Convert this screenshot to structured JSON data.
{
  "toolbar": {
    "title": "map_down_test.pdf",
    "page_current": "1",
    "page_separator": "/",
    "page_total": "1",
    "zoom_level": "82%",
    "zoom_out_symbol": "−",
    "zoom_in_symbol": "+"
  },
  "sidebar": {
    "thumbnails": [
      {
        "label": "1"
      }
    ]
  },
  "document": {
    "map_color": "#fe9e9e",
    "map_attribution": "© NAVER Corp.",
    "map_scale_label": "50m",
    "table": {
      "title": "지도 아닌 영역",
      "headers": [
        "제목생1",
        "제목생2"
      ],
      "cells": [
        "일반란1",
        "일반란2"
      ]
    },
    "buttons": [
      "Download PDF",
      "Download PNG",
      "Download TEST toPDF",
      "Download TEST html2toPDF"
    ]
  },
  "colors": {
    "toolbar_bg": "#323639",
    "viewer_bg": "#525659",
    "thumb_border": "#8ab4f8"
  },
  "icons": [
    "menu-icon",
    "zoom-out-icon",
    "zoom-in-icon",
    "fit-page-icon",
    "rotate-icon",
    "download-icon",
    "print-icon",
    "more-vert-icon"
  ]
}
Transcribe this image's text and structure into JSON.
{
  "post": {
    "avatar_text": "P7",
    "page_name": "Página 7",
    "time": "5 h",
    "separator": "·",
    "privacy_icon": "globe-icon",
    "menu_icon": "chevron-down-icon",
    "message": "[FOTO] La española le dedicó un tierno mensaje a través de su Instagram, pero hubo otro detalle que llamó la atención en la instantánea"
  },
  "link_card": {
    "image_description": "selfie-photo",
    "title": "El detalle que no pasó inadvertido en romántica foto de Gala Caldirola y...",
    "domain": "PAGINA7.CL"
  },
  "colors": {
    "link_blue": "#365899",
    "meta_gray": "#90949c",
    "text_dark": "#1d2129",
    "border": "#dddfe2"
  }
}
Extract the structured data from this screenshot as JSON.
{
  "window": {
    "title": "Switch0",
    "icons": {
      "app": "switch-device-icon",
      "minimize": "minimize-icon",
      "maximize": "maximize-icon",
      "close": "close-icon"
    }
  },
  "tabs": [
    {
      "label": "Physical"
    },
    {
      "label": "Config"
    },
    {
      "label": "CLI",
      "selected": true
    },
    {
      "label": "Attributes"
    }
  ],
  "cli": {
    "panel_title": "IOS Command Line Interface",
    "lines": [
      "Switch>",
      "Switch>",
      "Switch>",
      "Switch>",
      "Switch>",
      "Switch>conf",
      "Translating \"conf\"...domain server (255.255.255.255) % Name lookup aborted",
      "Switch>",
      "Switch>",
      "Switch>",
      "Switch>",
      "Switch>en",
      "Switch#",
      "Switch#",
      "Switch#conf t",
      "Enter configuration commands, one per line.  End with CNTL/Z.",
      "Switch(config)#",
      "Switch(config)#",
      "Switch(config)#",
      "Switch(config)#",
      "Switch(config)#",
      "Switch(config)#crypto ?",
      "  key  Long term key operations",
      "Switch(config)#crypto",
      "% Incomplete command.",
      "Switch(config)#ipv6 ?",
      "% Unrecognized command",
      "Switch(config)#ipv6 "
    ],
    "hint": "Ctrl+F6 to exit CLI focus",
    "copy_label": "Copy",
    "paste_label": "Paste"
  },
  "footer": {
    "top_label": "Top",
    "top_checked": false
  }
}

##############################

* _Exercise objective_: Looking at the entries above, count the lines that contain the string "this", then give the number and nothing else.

* _Exercise result_: 3